Middle East, North Africa, Afghanistan, and Pakistan (MENAP) oil exporters continue to face an exceptionally challenging environment as low oil prices and conflicts continue to weigh on economic activity, fiscal and external balances, and the financial sector. Many have made progress in fiscal consolidation, yet sustained efforts will be required over the medium term to place public finances on a sound footing. Plans to diversify economies away from oil and create jobs for the rapidly growing populations have also been announced. Such economic transformation

International Monetary Fund. Middle East and Central Asia Dept.

Lower global demand and domestic oil supply disruptions are set to reduce growth in MENAP oil exporters 1 this year, after several years of strong performance. These factors are expected to unwind in 2014, lifting economic activity back to the levels experienced in the recent past; however, the region is not saving enough of its oil windfall and, on current policies, will run an aggregate fiscal deficit beginning in 2016. Together with substantial oil revenue risks, this prospect underscores the need for countries to build or strengthen their fiscal and

International Monetary Fund. Middle East and Central Asia Dept.

At a Glance With the recovery in oil prices, MENAP oil exporters will experience visible improvements in fiscal and external balances during 2010–11. Non-oil activity is set to pick up, although more gradually, with lackluster private demand offset by supportive policies. In many countries, accommodative fiscal and monetary policies will continue to be appropriate over the coming year, but with a closer eye on emerging inflationary pressures. Beyond 2011, fiscal consolidation should be under way in virtually all countries to enable them to confront the

International Monetary Fund. Middle East and Central Asia Dept.

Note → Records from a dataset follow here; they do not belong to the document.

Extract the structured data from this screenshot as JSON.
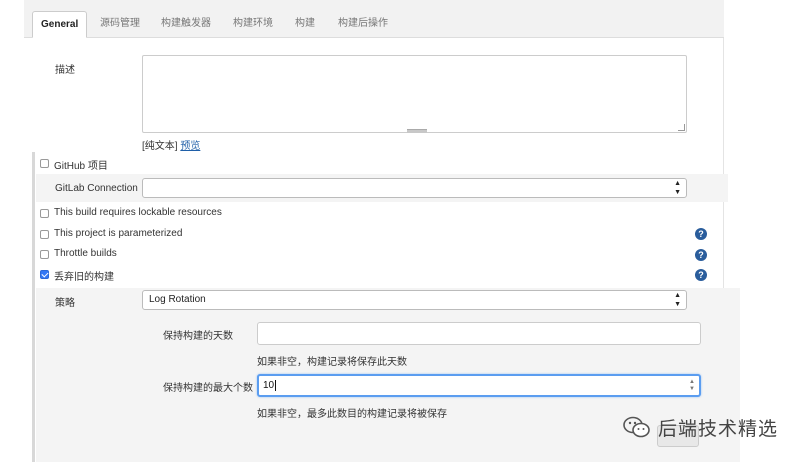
{
  "tabs": [
    {
      "label": "General",
      "active": true
    },
    {
      "label": "源码管理"
    },
    {
      "label": "构建触发器"
    },
    {
      "label": "构建环境"
    },
    {
      "label": "构建"
    },
    {
      "label": "构建后操作"
    }
  ],
  "description": {
    "label": "描述",
    "value": "",
    "format_prefix": "[纯文本]",
    "preview_link": "预览"
  },
  "github_project": {
    "label": "GitHub 项目",
    "checked": false
  },
  "gitlab": {
    "label": "GitLab Connection",
    "value": ""
  },
  "options": [
    {
      "label": "This build requires lockable resources",
      "checked": false
    },
    {
      "label": "This project is parameterized",
      "checked": false
    },
    {
      "label": "Throttle builds",
      "checked": false
    },
    {
      "label": "丢弃旧的构建",
      "checked": true
    }
  ],
  "strategy": {
    "label": "策略",
    "value": "Log Rotation",
    "days_to_keep": {
      "label": "保持构建的天数",
      "value": "",
      "hint": "如果非空，构建记录将保存此天数"
    },
    "max_builds": {
      "label": "保持构建的最大个数",
      "value": "10",
      "hint": "如果非空，最多此数目的构建记录将被保存"
    }
  },
  "watermark": {
    "text": "后端技术精选"
  },
  "icons": {
    "help": "help-icon",
    "select_arrows": "select-arrows-icon",
    "watermark": "wechat-logo-icon"
  },
  "colors": {
    "checkbox_checked": "#3478f6",
    "help_icon": "#2a5d9c",
    "link": "#1f5fa8",
    "focus_border": "#5b9df0"
  }
}
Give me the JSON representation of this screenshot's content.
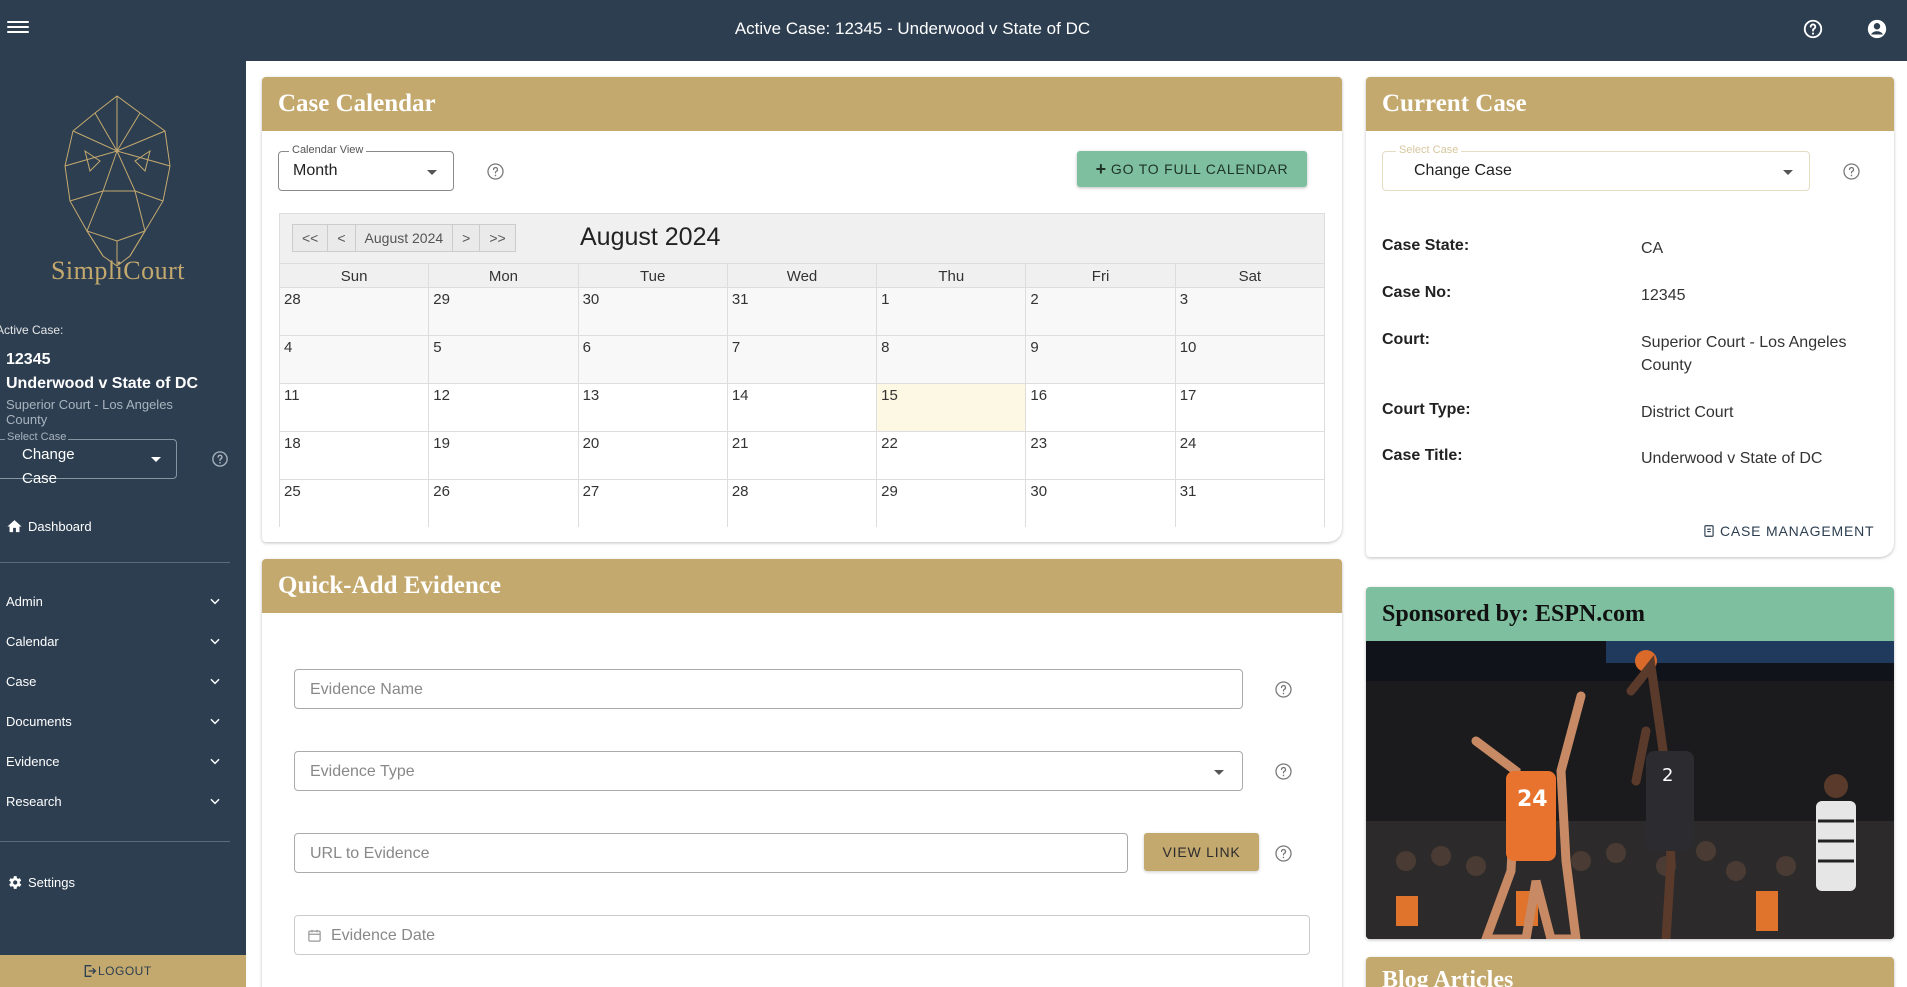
{
  "topbar": {
    "title": "Active Case: 12345 - Underwood v State of DC"
  },
  "sidebar": {
    "logo_text": "SimpliCourt",
    "active_case_label": "Active Case:",
    "case_no": "12345",
    "case_title": "Underwood v State of DC",
    "court": "Superior Court - Los Angeles County",
    "select_label": "Select Case",
    "select_value": "Change Case",
    "dashboard": "Dashboard",
    "items": [
      "Admin",
      "Calendar",
      "Case",
      "Documents",
      "Evidence",
      "Research"
    ],
    "settings": "Settings",
    "logout": "LOGOUT"
  },
  "calendar_card": {
    "title": "Case Calendar",
    "view_label": "Calendar View",
    "view_value": "Month",
    "full_calendar_btn": "GO TO FULL CALENDAR",
    "nav_first": "<<",
    "nav_prev": "<",
    "nav_current": "August 2024",
    "nav_next": ">",
    "nav_last": ">>",
    "month_title": "August 2024",
    "weekdays": [
      "Sun",
      "Mon",
      "Tue",
      "Wed",
      "Thu",
      "Fri",
      "Sat"
    ],
    "weeks": [
      [
        "28",
        "29",
        "30",
        "31",
        "1",
        "2",
        "3"
      ],
      [
        "4",
        "5",
        "6",
        "7",
        "8",
        "9",
        "10"
      ],
      [
        "11",
        "12",
        "13",
        "14",
        "15",
        "16",
        "17"
      ],
      [
        "18",
        "19",
        "20",
        "21",
        "22",
        "23",
        "24"
      ],
      [
        "25",
        "26",
        "27",
        "28",
        "29",
        "30",
        "31"
      ]
    ],
    "today": "15"
  },
  "quick_add": {
    "title": "Quick-Add Evidence",
    "name_placeholder": "Evidence Name",
    "type_placeholder": "Evidence Type",
    "url_placeholder": "URL to Evidence",
    "view_link_btn": "VIEW LINK",
    "date_placeholder": "Evidence Date"
  },
  "current_case": {
    "title": "Current Case",
    "select_label": "Select Case",
    "select_value": "Change Case",
    "fields": [
      {
        "label": "Case State:",
        "value": "CA"
      },
      {
        "label": "Case No:",
        "value": "12345"
      },
      {
        "label": "Court:",
        "value": "Superior Court - Los Angeles County"
      },
      {
        "label": "Court Type:",
        "value": "District Court"
      },
      {
        "label": "Case Title:",
        "value": "Underwood v State of DC"
      }
    ],
    "case_mgmt_btn": "CASE MANAGEMENT"
  },
  "sponsor": {
    "title": "Sponsored by: ESPN.com"
  },
  "blog": {
    "title": "Blog Articles"
  },
  "colors": {
    "navy": "#2c3e50",
    "gold": "#c4a96e",
    "mint": "#7dbf9e",
    "today": "#fcf8e3"
  }
}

Intensified conflicts in Iraq and Libya have led to a downward revision in the 2014 growth projections for the MENAP oil exporters by ¾ of a percentage point compared with the May 2014 Regional Economic Outlook Update. At 2½ percent, growth in the oil exporters is expected to edge up only slightly from last year, supported by recovery in Iran and continued solid growth in the GCC countries. Growth is expected to strengthen to about 4 percent next year, assuming that security improves and oil production in non-GCC countries, particularly Libya and Iraq